(Records for this task)
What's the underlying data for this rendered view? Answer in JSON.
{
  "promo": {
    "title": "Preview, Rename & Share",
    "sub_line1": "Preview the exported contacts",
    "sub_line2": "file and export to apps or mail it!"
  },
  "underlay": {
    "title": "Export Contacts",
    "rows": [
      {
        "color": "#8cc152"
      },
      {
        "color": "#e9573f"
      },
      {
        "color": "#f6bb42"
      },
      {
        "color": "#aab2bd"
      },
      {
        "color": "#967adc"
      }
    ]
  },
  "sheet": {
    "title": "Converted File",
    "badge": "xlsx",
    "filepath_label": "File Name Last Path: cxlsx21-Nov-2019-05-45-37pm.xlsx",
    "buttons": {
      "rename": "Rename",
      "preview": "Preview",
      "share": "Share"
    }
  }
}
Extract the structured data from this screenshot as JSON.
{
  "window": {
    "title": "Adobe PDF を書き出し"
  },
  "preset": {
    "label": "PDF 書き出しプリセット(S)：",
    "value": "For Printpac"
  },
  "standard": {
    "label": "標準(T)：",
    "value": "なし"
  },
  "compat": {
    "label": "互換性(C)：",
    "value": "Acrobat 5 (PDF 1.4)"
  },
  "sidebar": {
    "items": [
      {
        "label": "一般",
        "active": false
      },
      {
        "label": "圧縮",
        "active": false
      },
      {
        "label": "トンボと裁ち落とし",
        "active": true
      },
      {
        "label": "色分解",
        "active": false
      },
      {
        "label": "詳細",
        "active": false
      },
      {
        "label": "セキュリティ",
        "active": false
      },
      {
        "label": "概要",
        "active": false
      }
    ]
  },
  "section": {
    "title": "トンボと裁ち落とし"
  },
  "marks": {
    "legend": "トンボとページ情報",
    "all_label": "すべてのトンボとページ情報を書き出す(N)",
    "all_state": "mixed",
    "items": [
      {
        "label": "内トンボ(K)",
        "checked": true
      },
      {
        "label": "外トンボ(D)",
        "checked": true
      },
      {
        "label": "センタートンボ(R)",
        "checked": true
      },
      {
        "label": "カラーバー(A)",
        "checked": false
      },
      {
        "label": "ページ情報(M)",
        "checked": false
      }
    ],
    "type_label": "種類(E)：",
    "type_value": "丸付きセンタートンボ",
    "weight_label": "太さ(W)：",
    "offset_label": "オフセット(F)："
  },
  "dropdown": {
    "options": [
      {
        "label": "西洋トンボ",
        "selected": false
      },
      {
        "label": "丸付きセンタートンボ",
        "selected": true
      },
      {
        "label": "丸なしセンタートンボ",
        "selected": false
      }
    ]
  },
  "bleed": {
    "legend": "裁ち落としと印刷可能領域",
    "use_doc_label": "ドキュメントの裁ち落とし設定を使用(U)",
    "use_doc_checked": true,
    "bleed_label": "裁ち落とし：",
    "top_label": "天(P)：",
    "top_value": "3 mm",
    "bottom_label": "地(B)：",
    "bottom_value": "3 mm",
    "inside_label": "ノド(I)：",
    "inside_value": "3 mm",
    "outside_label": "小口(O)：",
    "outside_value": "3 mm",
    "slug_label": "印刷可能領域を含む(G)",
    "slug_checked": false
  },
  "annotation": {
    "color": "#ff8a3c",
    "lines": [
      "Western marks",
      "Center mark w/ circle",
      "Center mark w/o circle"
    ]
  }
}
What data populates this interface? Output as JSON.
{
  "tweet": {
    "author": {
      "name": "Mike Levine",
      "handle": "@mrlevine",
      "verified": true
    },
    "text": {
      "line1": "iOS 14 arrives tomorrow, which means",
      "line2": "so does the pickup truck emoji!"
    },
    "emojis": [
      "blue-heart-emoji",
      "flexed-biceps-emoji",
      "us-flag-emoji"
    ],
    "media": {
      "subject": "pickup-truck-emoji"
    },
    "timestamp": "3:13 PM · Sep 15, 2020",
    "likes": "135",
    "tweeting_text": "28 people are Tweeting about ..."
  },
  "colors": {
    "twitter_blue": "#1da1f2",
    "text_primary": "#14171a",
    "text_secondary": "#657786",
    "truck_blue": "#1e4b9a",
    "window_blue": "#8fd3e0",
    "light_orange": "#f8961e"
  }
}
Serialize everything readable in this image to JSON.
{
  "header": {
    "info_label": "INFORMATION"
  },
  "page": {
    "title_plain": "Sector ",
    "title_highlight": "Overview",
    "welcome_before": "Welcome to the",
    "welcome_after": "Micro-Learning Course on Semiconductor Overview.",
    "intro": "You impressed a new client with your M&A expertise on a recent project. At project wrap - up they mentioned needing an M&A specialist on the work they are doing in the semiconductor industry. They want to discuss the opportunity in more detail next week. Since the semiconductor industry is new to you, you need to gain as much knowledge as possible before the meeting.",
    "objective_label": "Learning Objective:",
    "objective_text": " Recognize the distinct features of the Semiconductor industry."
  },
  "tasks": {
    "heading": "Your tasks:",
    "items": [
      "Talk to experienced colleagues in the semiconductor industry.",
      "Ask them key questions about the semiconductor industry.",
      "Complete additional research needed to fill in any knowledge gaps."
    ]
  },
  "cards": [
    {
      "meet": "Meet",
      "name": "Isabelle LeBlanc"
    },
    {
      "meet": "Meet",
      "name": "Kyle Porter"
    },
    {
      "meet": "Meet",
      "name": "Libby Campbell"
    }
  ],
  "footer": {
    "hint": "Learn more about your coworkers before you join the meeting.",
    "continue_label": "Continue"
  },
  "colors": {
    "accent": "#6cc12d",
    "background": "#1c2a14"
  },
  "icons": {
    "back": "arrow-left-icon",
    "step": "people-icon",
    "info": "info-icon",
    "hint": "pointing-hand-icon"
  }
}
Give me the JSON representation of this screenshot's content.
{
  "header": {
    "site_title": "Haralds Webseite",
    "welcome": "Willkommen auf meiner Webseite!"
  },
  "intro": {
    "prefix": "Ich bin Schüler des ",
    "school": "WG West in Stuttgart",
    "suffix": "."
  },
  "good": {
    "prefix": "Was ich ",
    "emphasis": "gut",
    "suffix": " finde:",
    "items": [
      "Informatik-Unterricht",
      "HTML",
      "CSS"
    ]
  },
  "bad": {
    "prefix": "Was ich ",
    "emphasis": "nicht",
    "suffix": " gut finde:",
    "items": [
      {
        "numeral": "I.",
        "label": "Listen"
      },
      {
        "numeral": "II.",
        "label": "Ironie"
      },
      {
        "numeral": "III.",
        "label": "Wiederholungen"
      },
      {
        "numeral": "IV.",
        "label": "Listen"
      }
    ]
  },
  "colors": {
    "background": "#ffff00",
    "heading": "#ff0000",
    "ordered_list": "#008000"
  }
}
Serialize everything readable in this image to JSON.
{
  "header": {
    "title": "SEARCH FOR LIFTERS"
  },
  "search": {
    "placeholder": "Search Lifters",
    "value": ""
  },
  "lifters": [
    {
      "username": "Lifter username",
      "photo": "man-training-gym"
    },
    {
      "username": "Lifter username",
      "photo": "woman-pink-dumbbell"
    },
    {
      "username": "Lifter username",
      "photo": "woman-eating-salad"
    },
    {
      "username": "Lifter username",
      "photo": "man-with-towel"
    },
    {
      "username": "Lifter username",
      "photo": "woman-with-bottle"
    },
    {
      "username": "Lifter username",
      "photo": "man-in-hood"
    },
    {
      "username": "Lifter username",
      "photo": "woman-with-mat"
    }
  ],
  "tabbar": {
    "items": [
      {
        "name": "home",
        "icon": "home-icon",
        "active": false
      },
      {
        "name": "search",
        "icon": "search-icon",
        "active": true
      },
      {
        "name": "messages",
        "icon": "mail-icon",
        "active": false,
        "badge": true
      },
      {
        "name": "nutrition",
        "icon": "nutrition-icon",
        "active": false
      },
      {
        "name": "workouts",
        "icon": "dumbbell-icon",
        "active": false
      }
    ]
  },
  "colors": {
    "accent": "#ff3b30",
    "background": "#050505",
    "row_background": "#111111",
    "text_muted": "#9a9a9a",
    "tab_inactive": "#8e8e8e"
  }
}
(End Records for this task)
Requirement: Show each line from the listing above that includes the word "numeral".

Response:
        "numeral": "I.",
        "numeral": "II.",
        "numeral": "III.",
        "numeral": "IV.",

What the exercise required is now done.